--- THE DATA ---
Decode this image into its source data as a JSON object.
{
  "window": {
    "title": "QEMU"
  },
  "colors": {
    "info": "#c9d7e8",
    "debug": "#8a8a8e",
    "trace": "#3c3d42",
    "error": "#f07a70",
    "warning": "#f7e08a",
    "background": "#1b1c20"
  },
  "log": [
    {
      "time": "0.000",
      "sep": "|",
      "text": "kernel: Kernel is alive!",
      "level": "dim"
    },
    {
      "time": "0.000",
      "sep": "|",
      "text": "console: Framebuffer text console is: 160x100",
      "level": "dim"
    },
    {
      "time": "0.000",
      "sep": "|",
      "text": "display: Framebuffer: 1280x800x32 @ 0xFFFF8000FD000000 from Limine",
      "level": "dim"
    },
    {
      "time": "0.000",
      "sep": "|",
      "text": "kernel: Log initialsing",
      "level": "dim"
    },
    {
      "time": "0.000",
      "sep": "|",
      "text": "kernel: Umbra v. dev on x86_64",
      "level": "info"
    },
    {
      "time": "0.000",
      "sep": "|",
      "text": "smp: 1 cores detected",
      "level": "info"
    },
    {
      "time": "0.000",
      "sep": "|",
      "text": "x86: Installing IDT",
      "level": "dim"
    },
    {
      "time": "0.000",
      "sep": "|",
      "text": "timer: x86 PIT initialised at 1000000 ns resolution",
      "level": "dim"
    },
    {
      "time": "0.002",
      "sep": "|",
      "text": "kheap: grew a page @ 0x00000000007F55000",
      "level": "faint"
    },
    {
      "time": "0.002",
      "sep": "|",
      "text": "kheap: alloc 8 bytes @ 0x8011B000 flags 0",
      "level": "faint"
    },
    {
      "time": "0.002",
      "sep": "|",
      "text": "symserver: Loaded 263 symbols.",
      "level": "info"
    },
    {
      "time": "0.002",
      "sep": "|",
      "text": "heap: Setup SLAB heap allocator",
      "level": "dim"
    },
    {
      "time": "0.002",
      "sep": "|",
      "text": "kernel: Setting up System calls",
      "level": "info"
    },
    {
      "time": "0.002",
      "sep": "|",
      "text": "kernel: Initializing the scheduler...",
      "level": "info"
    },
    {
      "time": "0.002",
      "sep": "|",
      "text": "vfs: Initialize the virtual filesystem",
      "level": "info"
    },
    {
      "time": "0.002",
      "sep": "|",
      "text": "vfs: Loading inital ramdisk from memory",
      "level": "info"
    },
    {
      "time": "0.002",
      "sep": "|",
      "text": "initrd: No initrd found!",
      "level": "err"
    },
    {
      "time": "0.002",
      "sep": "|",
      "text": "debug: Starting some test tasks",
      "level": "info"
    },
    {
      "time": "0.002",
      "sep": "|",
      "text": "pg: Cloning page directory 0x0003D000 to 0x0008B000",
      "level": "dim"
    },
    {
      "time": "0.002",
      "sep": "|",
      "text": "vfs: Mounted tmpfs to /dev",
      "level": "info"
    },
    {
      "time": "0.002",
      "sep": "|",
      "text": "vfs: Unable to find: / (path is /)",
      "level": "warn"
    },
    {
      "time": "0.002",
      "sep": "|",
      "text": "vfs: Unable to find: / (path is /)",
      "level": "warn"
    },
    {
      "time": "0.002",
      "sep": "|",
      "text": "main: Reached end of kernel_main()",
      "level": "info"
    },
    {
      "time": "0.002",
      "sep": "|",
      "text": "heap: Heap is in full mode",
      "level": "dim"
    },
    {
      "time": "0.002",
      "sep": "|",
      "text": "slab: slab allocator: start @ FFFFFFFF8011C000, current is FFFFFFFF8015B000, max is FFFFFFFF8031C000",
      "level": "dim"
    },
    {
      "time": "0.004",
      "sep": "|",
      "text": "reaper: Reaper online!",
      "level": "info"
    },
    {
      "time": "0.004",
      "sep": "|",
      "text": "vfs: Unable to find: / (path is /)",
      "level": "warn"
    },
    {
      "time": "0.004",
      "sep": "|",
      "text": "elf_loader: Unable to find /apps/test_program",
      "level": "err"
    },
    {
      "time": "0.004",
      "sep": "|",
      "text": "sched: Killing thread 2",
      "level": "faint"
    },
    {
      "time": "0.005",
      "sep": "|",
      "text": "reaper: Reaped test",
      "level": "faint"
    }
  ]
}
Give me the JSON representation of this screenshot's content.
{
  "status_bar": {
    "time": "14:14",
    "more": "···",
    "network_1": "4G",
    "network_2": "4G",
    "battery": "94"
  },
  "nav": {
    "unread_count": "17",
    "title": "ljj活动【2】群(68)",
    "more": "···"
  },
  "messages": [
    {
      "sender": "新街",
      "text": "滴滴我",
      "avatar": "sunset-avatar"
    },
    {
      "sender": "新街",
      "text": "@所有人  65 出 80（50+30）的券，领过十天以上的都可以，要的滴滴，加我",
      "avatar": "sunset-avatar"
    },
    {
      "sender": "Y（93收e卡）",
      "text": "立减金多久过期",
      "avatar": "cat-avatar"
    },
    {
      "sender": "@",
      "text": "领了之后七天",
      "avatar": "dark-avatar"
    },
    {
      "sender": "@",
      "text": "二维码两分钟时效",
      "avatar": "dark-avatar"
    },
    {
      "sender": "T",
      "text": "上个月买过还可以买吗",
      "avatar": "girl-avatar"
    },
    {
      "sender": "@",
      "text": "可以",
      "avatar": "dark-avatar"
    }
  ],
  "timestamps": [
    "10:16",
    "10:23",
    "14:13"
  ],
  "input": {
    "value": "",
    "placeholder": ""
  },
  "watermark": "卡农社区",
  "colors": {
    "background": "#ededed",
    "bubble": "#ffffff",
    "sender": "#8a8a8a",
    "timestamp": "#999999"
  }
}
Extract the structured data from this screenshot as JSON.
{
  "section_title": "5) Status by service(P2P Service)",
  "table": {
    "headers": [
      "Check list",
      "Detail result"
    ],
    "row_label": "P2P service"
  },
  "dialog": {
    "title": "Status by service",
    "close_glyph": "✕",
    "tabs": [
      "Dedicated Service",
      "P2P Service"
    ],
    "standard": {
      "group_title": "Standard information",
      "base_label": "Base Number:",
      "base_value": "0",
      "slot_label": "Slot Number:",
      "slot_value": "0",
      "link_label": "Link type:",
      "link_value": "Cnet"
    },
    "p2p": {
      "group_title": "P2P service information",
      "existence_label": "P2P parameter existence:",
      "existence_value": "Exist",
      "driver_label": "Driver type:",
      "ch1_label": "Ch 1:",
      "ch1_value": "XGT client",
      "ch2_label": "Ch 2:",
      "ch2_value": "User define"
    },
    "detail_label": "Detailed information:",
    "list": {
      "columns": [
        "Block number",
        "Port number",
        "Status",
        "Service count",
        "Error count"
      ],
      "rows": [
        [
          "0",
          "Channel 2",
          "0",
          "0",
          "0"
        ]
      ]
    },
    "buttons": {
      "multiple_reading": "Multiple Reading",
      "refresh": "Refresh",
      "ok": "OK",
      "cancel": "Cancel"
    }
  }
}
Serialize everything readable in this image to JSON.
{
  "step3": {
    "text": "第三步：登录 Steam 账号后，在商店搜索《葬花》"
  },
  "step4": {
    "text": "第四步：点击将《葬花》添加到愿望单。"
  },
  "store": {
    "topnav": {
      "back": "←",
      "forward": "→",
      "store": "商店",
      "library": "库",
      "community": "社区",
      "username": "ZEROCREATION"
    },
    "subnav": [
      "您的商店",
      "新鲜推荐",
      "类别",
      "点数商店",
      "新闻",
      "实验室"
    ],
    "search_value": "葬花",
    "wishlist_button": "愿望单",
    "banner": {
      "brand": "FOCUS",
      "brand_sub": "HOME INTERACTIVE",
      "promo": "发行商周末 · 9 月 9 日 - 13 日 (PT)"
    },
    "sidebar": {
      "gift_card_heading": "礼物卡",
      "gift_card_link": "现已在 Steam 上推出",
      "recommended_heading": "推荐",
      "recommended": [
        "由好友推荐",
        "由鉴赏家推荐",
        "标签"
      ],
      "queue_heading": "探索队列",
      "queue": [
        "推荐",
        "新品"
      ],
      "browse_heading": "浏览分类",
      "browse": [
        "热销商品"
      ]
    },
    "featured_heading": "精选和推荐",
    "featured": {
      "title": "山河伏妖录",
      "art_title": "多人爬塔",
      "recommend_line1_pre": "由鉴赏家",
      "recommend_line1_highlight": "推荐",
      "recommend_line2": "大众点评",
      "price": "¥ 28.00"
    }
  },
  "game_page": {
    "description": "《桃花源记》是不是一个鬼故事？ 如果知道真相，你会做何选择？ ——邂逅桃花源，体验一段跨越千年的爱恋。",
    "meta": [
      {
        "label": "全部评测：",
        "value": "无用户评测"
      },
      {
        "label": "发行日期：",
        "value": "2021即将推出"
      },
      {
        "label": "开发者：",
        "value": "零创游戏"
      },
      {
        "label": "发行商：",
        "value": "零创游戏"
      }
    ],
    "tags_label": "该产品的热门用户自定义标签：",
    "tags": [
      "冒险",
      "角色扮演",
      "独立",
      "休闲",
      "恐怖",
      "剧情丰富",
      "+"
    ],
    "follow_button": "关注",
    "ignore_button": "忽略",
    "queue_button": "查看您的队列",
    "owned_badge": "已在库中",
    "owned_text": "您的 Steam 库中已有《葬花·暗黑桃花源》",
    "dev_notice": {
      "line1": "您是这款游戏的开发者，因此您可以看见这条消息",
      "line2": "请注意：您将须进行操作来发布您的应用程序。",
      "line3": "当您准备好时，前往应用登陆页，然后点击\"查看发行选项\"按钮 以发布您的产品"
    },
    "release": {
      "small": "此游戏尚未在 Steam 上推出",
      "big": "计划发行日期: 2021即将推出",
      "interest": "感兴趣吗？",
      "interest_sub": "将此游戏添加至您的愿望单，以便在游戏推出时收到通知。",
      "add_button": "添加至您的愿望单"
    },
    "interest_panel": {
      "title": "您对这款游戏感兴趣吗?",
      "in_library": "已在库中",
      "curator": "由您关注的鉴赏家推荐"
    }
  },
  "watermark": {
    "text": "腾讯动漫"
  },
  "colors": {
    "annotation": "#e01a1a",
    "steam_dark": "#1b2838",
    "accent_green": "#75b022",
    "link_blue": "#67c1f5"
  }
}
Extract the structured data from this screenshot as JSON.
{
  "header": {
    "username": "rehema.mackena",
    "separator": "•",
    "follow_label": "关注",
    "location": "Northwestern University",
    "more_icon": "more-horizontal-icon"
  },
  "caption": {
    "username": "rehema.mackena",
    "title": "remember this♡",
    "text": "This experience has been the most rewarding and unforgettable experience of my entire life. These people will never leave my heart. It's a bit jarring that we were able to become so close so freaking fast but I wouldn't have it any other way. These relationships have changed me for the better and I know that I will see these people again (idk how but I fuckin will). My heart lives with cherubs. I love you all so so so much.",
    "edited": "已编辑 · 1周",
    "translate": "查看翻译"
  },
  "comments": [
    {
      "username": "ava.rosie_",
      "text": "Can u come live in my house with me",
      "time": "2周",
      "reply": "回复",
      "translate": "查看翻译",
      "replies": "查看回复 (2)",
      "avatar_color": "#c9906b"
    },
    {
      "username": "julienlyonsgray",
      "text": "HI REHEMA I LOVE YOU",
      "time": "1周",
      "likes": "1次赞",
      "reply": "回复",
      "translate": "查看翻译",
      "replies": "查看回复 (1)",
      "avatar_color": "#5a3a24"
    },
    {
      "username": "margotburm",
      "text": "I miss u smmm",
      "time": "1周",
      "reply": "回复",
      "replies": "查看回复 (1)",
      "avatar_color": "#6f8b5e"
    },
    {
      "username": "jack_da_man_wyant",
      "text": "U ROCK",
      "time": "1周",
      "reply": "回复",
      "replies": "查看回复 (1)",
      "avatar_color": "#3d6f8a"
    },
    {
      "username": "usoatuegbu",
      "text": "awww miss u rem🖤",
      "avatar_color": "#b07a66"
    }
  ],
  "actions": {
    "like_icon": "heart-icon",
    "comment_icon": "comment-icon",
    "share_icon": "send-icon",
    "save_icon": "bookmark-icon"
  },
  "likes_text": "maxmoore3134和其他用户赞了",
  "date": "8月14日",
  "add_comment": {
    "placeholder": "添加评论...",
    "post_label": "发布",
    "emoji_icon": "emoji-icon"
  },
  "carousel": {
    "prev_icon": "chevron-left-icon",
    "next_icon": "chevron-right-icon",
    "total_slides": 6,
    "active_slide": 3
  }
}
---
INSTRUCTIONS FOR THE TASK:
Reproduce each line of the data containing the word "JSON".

TASK SOLUTION:
Decode this image into its source data as a JSON object.
Give me the JSON representation of this screenshot's content.
Extract the structured data from this screenshot as JSON.
Serialize everything readable in this image to JSON.
Extract the structured data from this screenshot as JSON.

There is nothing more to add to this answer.